'On Winin' Boy Blues, for example, Morton closed his eyes on the humming passage. The clock was climbing toward the three-minute mark. Gordon and the engineers motioned me frantically to nudge Jelly. I didn't. It was too good. Besides, I didn't dare. Jelly opened his eyes slowly and murmured, 'Oh, Mamie,' as the number came to its close, that last exhortation almost a sob.'
Morton was reaching deep within for this music, creating sounds that were every bit as personal and as autobiographical as jazz audiences now demanded of their artists. The strength of these performances—and the sterling recordings he knew they would make—sustained him through a harrowing Christmas, during which he seethed over the [royalty-payment] blow from ASCAP.
The very notion that ASCAP could send him a letter in mid-December informing him that performance and broadcast payments from his compositions were worth a pitiful $120 a year demeaned and injured him.
So did the attitude of Benny Goodman's manager, John Hammond, who just before New Year's Eve  finally returned the scores that Morton had lent him months earlier [including Morton's King Porter Stomp]. But Hammond made clear that he was annoyed at Morton for pestering him about such a trivial matter. From Hammond's tone, Morton realized he had made another enemy."
The General sessions of 1939-1940 would be Jelly Roll's last. His health deteriorated over the months that followed, and on July 11, 1941, Jelly Roll had an asthma attack and died at age 51 after an 11-day stay at a Los Angeles hospital. These recordings sum up the pianist's career and brilliance perfectly—and are essential.

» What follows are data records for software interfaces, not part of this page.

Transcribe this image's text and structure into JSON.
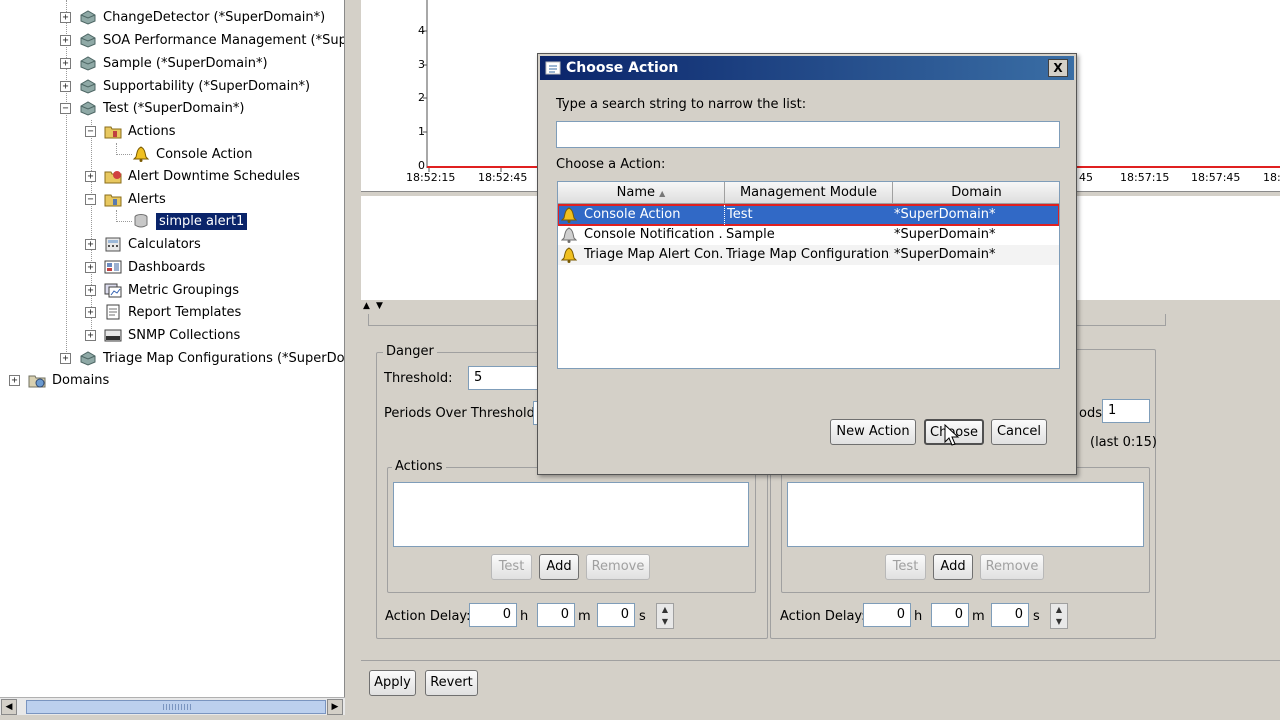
{
  "tree": {
    "items": [
      {
        "label": "ChangeDetector (*SuperDomain*)"
      },
      {
        "label": "SOA Performance Management (*Super"
      },
      {
        "label": "Sample (*SuperDomain*)"
      },
      {
        "label": "Supportability (*SuperDomain*)"
      },
      {
        "label": "Test (*SuperDomain*)"
      },
      {
        "label": "Actions"
      },
      {
        "label": "Console Action"
      },
      {
        "label": "Alert Downtime Schedules"
      },
      {
        "label": "Alerts"
      },
      {
        "label": "simple alert1"
      },
      {
        "label": "Calculators"
      },
      {
        "label": "Dashboards"
      },
      {
        "label": "Metric Groupings"
      },
      {
        "label": "Report Templates"
      },
      {
        "label": "SNMP Collections"
      },
      {
        "label": "Triage Map Configurations (*SuperDom"
      },
      {
        "label": "Domains"
      }
    ]
  },
  "chart": {
    "y_ticks": [
      "4",
      "3",
      "2",
      "1",
      "0"
    ],
    "x_ticks_left": [
      "18:52:15",
      "18:52:45"
    ],
    "x_ticks_right": [
      "45",
      "18:57:15",
      "18:57:45",
      "18:"
    ],
    "line_color": "#e02020"
  },
  "danger": {
    "title": "Danger",
    "threshold_label": "Threshold:",
    "threshold_value": "5",
    "periods_label": "Periods Over Threshold:",
    "actions_title": "Actions",
    "test_label": "Test",
    "add_label": "Add",
    "remove_label": "Remove",
    "delay_label": "Action Delay:",
    "delay_h": "0",
    "delay_m": "0",
    "delay_s": "0",
    "unit_h": "h",
    "unit_m": "m",
    "unit_s": "s"
  },
  "caution": {
    "periods_label_tail": "ods:",
    "periods_value": "1",
    "last_label": "(last 0:15)",
    "test_label": "Test",
    "add_label": "Add",
    "remove_label": "Remove",
    "delay_label": "Action Delay:",
    "delay_h": "0",
    "delay_m": "0",
    "delay_s": "0",
    "unit_h": "h",
    "unit_m": "m",
    "unit_s": "s"
  },
  "footer": {
    "apply_label": "Apply",
    "revert_label": "Revert"
  },
  "dialog": {
    "title": "Choose Action",
    "search_label": "Type a search string to narrow the list:",
    "search_value": "",
    "list_label": "Choose a Action:",
    "columns": [
      "Name",
      "Management Module",
      "Domain"
    ],
    "rows": [
      {
        "name": "Console Action",
        "module": "Test",
        "domain": "*SuperDomain*"
      },
      {
        "name": "Console Notification ...",
        "module": "Sample",
        "domain": "*SuperDomain*"
      },
      {
        "name": "Triage Map Alert Con...",
        "module": "Triage Map Configurations",
        "domain": "*SuperDomain*"
      }
    ],
    "new_action_label": "New Action",
    "choose_label": "Choose",
    "cancel_label": "Cancel",
    "close_label": "X"
  }
}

JazzWax tracks: Jelly Roll Morton's last recordings can be found on a CD called Last Sessions: The Complete General Recordings. The 25 solo and group tracks can be found here or at iTunes for $11.99.
Every single track is clear, crisp and terrific, and Jelly Roll's stomps, rags and blues are nothing short of astonishing. Just listen to Sporting House Rag, King Porter Stomp, I Thought I Heard Buddy Bolden Say, Michigan Water Blues and so many others. If you love jazz piano, especially the New Orleans and stride styles, this is the mother lode.

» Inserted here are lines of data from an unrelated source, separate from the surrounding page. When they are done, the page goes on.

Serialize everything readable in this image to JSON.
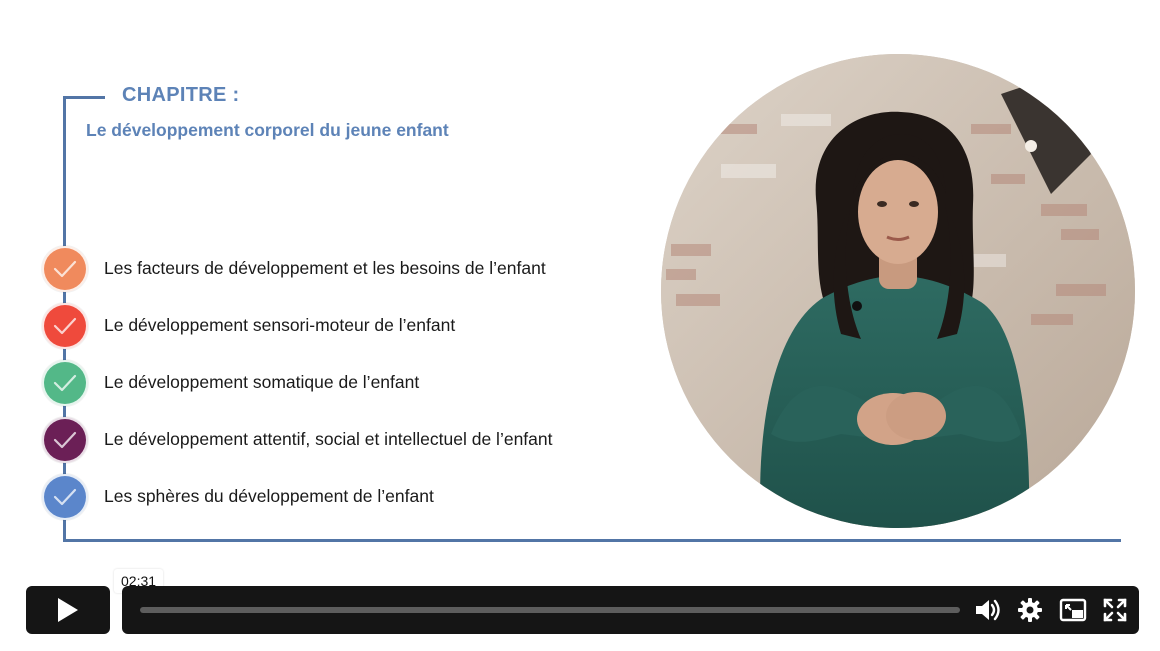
{
  "chapter": {
    "heading": "CHAPITRE :",
    "subtitle": "Le développement corporel du jeune enfant"
  },
  "items": [
    {
      "label": "Les facteurs de développement et les besoins de l’enfant",
      "color": "#f08a5d",
      "completed": true
    },
    {
      "label": "Le développement sensori-moteur de l’enfant",
      "color": "#ef4a3c",
      "completed": true
    },
    {
      "label": "Le développement somatique de l’enfant",
      "color": "#53b888",
      "completed": true
    },
    {
      "label": "Le développement attentif, social et intellectuel de l’enfant",
      "color": "#6b1f56",
      "completed": true
    },
    {
      "label": "Les sphères du développement de l’enfant",
      "color": "#5b86cb",
      "completed": true
    }
  ],
  "player": {
    "hover_time": "02:31",
    "progress": 0,
    "icons": {
      "play": "play-icon",
      "volume": "volume-icon",
      "settings": "gear-icon",
      "pip": "picture-in-picture-icon",
      "fullscreen": "fullscreen-icon"
    }
  },
  "colors": {
    "accent": "#5d83b7",
    "frame": "#5275a6",
    "controlbar": "#151515"
  }
}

And the instrumentals—featuring Henry "Red" Allen on trumpet, Joe Britton on trombone, Albert Nicholas on clarinet, Eddie Williams on alto sax, Wellman Braud on bass and Zutty Singleton on drums—are equally heart-felt and earthy.
Just be warned: The rhythm here is so infectious you will likely find it hard to restrain your foot from tapping or your hands from playing air piano on the nearest table.